(Source data)
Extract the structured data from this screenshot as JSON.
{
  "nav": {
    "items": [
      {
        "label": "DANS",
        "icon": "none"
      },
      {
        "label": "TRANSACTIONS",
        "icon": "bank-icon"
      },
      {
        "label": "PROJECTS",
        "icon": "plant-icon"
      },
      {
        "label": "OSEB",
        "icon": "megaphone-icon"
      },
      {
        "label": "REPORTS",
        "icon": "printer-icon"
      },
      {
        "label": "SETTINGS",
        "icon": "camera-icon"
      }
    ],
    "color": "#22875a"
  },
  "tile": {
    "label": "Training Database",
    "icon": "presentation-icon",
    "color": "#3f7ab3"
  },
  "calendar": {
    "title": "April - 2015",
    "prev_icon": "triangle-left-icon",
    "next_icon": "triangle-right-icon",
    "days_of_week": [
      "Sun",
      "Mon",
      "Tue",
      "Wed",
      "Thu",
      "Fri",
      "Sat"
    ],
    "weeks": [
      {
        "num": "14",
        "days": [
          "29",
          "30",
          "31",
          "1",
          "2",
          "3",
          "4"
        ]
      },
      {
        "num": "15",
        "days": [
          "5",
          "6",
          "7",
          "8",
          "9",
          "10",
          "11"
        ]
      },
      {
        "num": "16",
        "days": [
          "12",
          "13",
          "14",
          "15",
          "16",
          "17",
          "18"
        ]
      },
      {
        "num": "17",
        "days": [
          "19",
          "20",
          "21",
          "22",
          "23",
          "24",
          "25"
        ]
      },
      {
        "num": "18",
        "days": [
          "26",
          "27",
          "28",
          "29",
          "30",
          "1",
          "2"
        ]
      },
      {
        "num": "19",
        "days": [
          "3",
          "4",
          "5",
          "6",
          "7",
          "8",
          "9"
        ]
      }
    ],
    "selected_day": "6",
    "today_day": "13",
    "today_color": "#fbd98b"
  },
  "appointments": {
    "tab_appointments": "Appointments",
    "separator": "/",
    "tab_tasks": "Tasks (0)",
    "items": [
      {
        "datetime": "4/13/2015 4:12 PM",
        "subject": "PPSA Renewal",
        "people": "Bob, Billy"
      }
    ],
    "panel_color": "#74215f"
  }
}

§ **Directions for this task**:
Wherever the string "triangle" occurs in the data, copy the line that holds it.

§ **Result**:
    "prev_icon": "triangle-left-icon",
    "next_icon": "triangle-right-icon",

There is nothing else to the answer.